For each line below that holds "Oklahoma", return the line as it stands.

┄┄┄┄┄┄┄┄┄┄

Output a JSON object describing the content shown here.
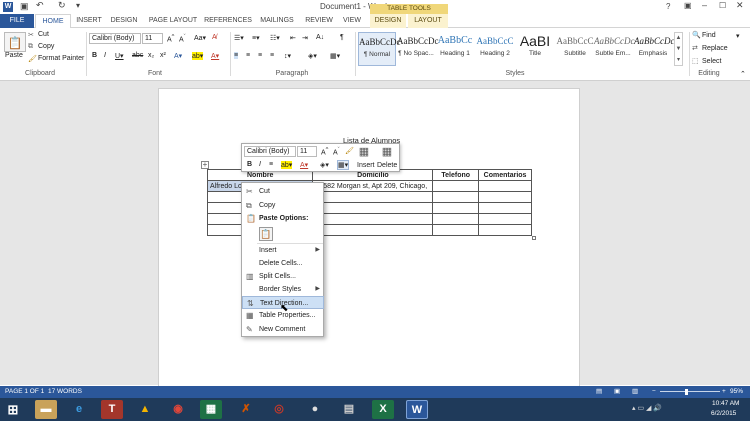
{
  "titlebar": {
    "title": "Document1 - Word",
    "help": "?"
  },
  "tabs": {
    "file": "FILE",
    "home": "HOME",
    "insert": "INSERT",
    "design": "DESIGN",
    "page_layout": "PAGE LAYOUT",
    "references": "REFERENCES",
    "mailings": "MAILINGS",
    "review": "REVIEW",
    "view": "VIEW",
    "table_tools": "TABLE TOOLS",
    "tt_design": "DESIGN",
    "tt_layout": "LAYOUT"
  },
  "ribbon": {
    "paste": "Paste",
    "cut": "Cut",
    "copy": "Copy",
    "format_painter": "Format Painter",
    "clipboard": "Clipboard",
    "font_name": "Calibri (Body)",
    "font_size": "11",
    "font": "Font",
    "paragraph": "Paragraph",
    "styles": "Styles",
    "editing": "Editing",
    "find": "Find",
    "replace": "Replace",
    "select": "Select",
    "style_items": [
      {
        "preview": "AaBbCcDc",
        "name": "¶ Normal"
      },
      {
        "preview": "AaBbCcDc",
        "name": "¶ No Spac..."
      },
      {
        "preview": "AaBbCc",
        "name": "Heading 1"
      },
      {
        "preview": "AaBbCcC",
        "name": "Heading 2"
      },
      {
        "preview": "AaBI",
        "name": "Title"
      },
      {
        "preview": "AaBbCcC",
        "name": "Subtitle"
      },
      {
        "preview": "AaBbCcDc",
        "name": "Subtle Em..."
      },
      {
        "preview": "AaBbCcDc",
        "name": "Emphasis"
      }
    ]
  },
  "document": {
    "table_title": "Lista de Alumnos",
    "headers": [
      "Nombre",
      "Domicilio",
      "Telefono",
      "Comentarios"
    ],
    "row1": [
      "Alfredo Lozano Martinez",
      "13582 Morgan st, Apt 209, Chicago,",
      "",
      ""
    ]
  },
  "minitoolbar": {
    "font": "Calibri (Body)",
    "size": "11",
    "insert": "Insert",
    "delete": "Delete"
  },
  "context_menu": {
    "cut": "Cut",
    "copy": "Copy",
    "paste_options": "Paste Options:",
    "insert": "Insert",
    "delete_cells": "Delete Cells...",
    "split_cells": "Split Cells...",
    "border_styles": "Border Styles",
    "text_direction": "Text Direction...",
    "table_properties": "Table Properties...",
    "new_comment": "New Comment"
  },
  "statusbar": {
    "page": "PAGE 1 OF 1",
    "words": "17 WORDS",
    "zoom": "95%"
  },
  "taskbar": {
    "time": "10:47 AM",
    "date": "6/2/2015"
  },
  "colors": {
    "accent": "#2b579a",
    "table_tools": "#f0d77a"
  }
}
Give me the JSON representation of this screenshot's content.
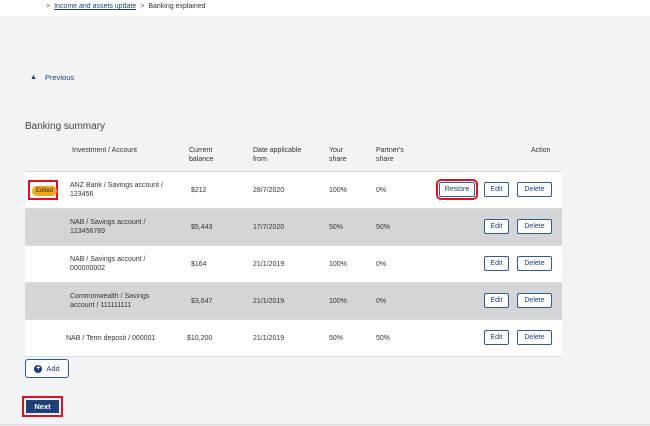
{
  "breadcrumb": {
    "link": "Income and assets update",
    "separator": ">",
    "current": "Banking explained"
  },
  "previous": {
    "label": "Previous",
    "icon": "chevron-up-icon"
  },
  "summary_title": "Banking summary",
  "table": {
    "headers": {
      "account": "Investment / Account",
      "balance_1": "Current",
      "balance_2": "balance",
      "date_1": "Date applicable",
      "date_2": "from",
      "your_1": "Your",
      "your_2": "share",
      "partner_1": "Partner's",
      "partner_2": "share",
      "action": "Action"
    },
    "rows": [
      {
        "badge": "Edited",
        "account_1": "ANZ Bank / Savings account /",
        "account_2": "123456",
        "balance": "$212",
        "date": "28/7/2020",
        "your_share": "100%",
        "partner_share": "0%",
        "restore": "Restore",
        "edit": "Edit",
        "delete": "Delete"
      },
      {
        "account_1": "NAB / Savings account /",
        "account_2": "123456789",
        "balance": "$5,443",
        "date": "17/7/2020",
        "your_share": "50%",
        "partner_share": "50%",
        "edit": "Edit",
        "delete": "Delete"
      },
      {
        "account_1": "NAB / Savings account /",
        "account_2": "000000002",
        "balance": "$164",
        "date": "21/1/2019",
        "your_share": "100%",
        "partner_share": "0%",
        "edit": "Edit",
        "delete": "Delete"
      },
      {
        "account_1": "Commonwealth / Savings",
        "account_2": "account / 111111111",
        "balance": "$3,647",
        "date": "21/1/2019",
        "your_share": "100%",
        "partner_share": "0%",
        "edit": "Edit",
        "delete": "Delete"
      },
      {
        "account_1": "NAB / Term deposit / 000001",
        "account_2": "",
        "balance": "$10,200",
        "date": "21/1/2019",
        "your_share": "50%",
        "partner_share": "50%",
        "edit": "Edit",
        "delete": "Delete"
      }
    ]
  },
  "add_button": {
    "label": "Add",
    "icon": "plus-circle-icon"
  },
  "next_button": {
    "label": "Next"
  },
  "colors": {
    "accent": "#1e3f7a",
    "highlight": "#e0101e",
    "badge": "#f0a81c"
  }
}
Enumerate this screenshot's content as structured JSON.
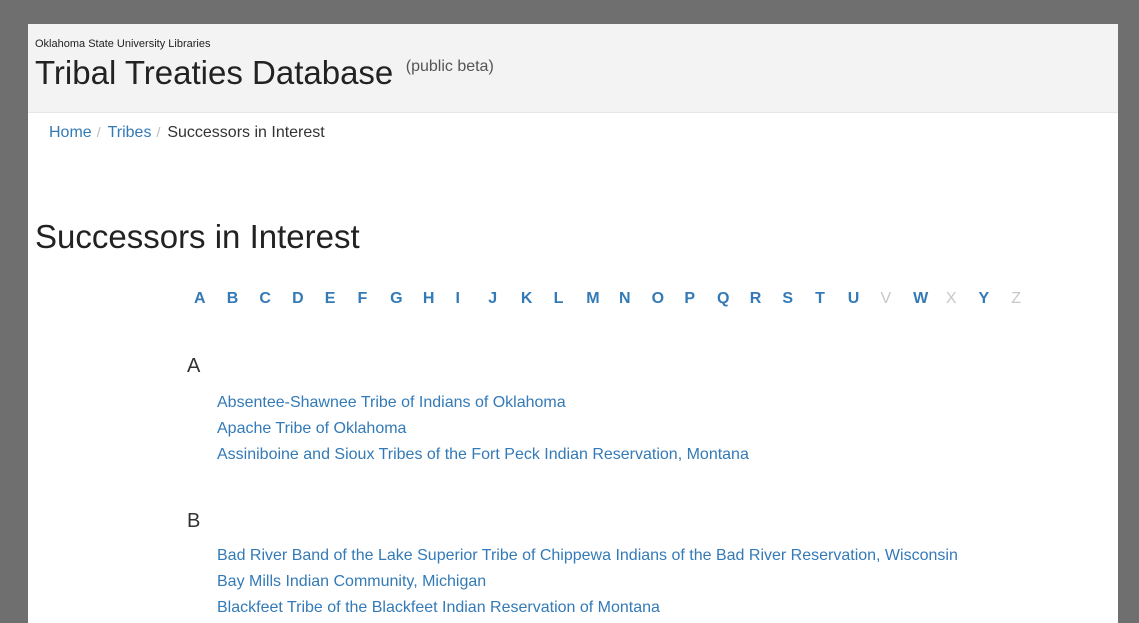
{
  "header": {
    "org": "Oklahoma State University Libraries",
    "title": "Tribal Treaties Database",
    "beta": "(public beta)"
  },
  "breadcrumb": {
    "home": "Home",
    "tribes": "Tribes",
    "current": "Successors in Interest",
    "separator": "/"
  },
  "page_title": "Successors in Interest",
  "alphabet": [
    {
      "letter": "A",
      "enabled": true
    },
    {
      "letter": "B",
      "enabled": true
    },
    {
      "letter": "C",
      "enabled": true
    },
    {
      "letter": "D",
      "enabled": true
    },
    {
      "letter": "E",
      "enabled": true
    },
    {
      "letter": "F",
      "enabled": true
    },
    {
      "letter": "G",
      "enabled": true
    },
    {
      "letter": "H",
      "enabled": true
    },
    {
      "letter": "I",
      "enabled": true
    },
    {
      "letter": "J",
      "enabled": true
    },
    {
      "letter": "K",
      "enabled": true
    },
    {
      "letter": "L",
      "enabled": true
    },
    {
      "letter": "M",
      "enabled": true
    },
    {
      "letter": "N",
      "enabled": true
    },
    {
      "letter": "O",
      "enabled": true
    },
    {
      "letter": "P",
      "enabled": true
    },
    {
      "letter": "Q",
      "enabled": true
    },
    {
      "letter": "R",
      "enabled": true
    },
    {
      "letter": "S",
      "enabled": true
    },
    {
      "letter": "T",
      "enabled": true
    },
    {
      "letter": "U",
      "enabled": true
    },
    {
      "letter": "V",
      "enabled": false
    },
    {
      "letter": "W",
      "enabled": true
    },
    {
      "letter": "X",
      "enabled": false
    },
    {
      "letter": "Y",
      "enabled": true
    },
    {
      "letter": "Z",
      "enabled": false
    }
  ],
  "sections": [
    {
      "letter": "A",
      "tribes": [
        "Absentee-Shawnee Tribe of Indians of Oklahoma",
        "Apache Tribe of Oklahoma",
        "Assiniboine and Sioux Tribes of the Fort Peck Indian Reservation, Montana"
      ]
    },
    {
      "letter": "B",
      "tribes": [
        "Bad River Band of the Lake Superior Tribe of Chippewa Indians of the Bad River Reservation, Wisconsin",
        "Bay Mills Indian Community, Michigan",
        "Blackfeet Tribe of the Blackfeet Indian Reservation of Montana"
      ]
    }
  ],
  "colors": {
    "link": "#337ab7",
    "disabled": "#c7c7c7",
    "header_bg": "#f3f3f3",
    "frame": "#6f6f6f"
  }
}
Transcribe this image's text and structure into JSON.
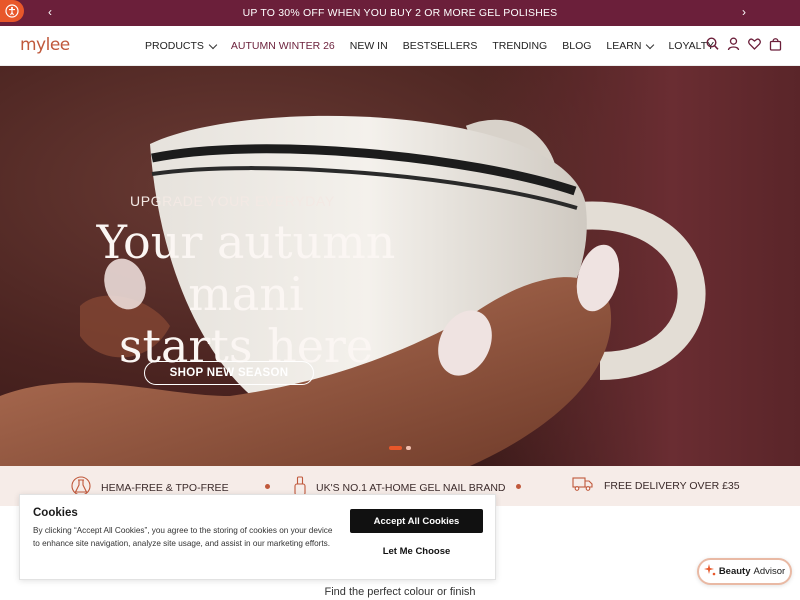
{
  "promo": {
    "text": "UP TO 30% OFF WHEN YOU BUY 2 OR MORE GEL POLISHES",
    "prev_icon": "chevron-left-icon",
    "next_icon": "chevron-right-icon",
    "accessibility_icon": "accessibility-icon"
  },
  "header": {
    "logo": "mylee",
    "nav": [
      {
        "label": "PRODUCTS",
        "dropdown": true
      },
      {
        "label": "AUTUMN WINTER 26",
        "dropdown": false
      },
      {
        "label": "NEW IN",
        "dropdown": false
      },
      {
        "label": "BESTSELLERS",
        "dropdown": false
      },
      {
        "label": "TRENDING",
        "dropdown": false
      },
      {
        "label": "BLOG",
        "dropdown": false
      },
      {
        "label": "LEARN",
        "dropdown": true
      },
      {
        "label": "LOYALTY",
        "dropdown": false
      }
    ],
    "icons": [
      "search-icon",
      "account-icon",
      "wishlist-icon",
      "bag-icon"
    ]
  },
  "hero": {
    "eyebrow": "UPGRADE YOUR EVERYDAY",
    "headline_line1": "Your autumn mani",
    "headline_line2": "starts here",
    "cta": "SHOP NEW SEASON",
    "slides": 2,
    "active_slide": 1
  },
  "usp": [
    {
      "icon": "formula-icon",
      "text": "HEMA-FREE & TPO-FREE"
    },
    {
      "icon": "nail-polish-icon",
      "text": "UK'S NO.1 AT-HOME GEL NAIL BRAND"
    },
    {
      "icon": "delivery-truck-icon",
      "text": "FREE DELIVERY OVER £35"
    }
  ],
  "cookie": {
    "title": "Cookies",
    "body": "By clicking “Accept All Cookies”, you agree to the storing of cookies on your device to enhance site navigation, analyze site usage, and assist in our marketing efforts.",
    "accept": "Accept All Cookies",
    "choose": "Let Me Choose"
  },
  "find_text": "Find the perfect colour or finish",
  "advisor": {
    "bold": "Beauty",
    "rest": "Advisor",
    "icon": "sparkle-icon"
  },
  "colors": {
    "brand": "#6b1f3a",
    "accent": "#e8572a",
    "logo": "#c0583b"
  }
}
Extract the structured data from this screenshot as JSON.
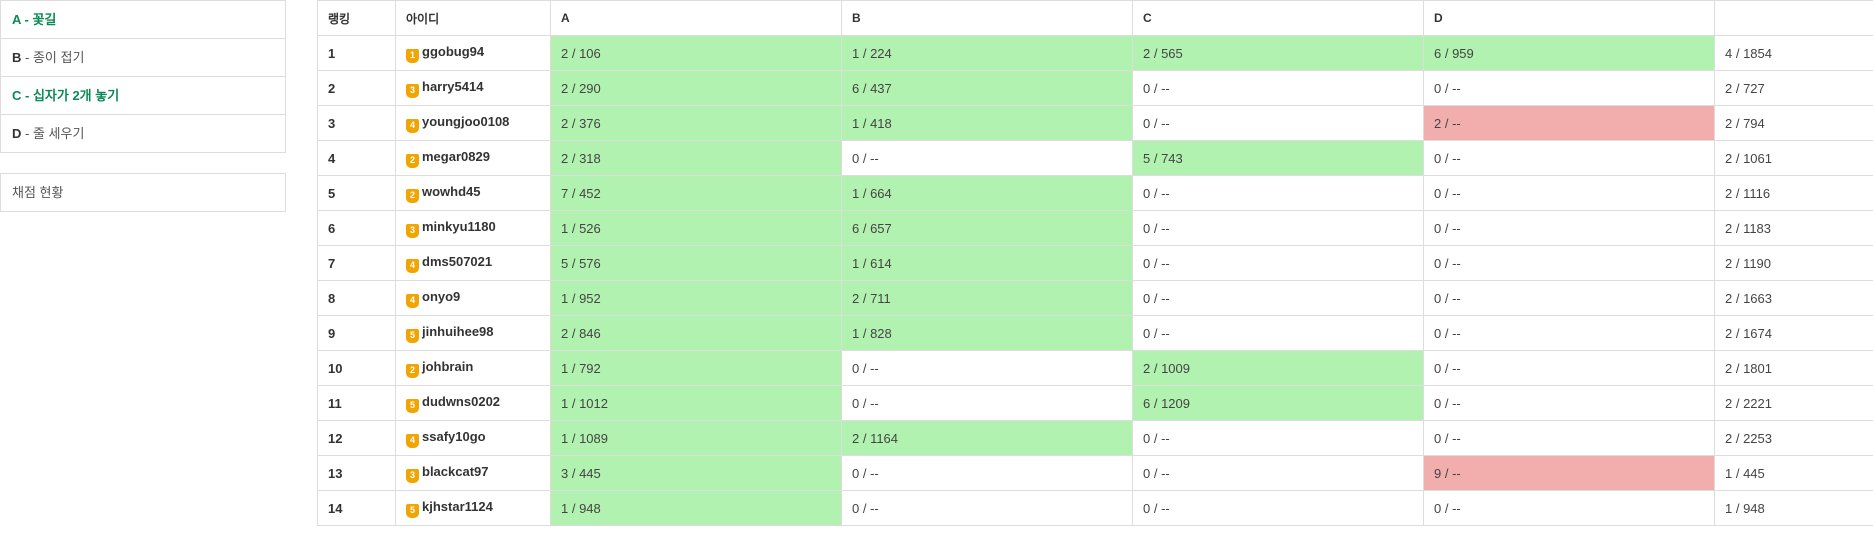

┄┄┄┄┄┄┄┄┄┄

*Solved problem*
    "org": "Oklahoma State University Libraries",
        "Absentee-Shawnee Tribe of Indians of Oklahoma",
        "Apache Tribe of Oklahoma",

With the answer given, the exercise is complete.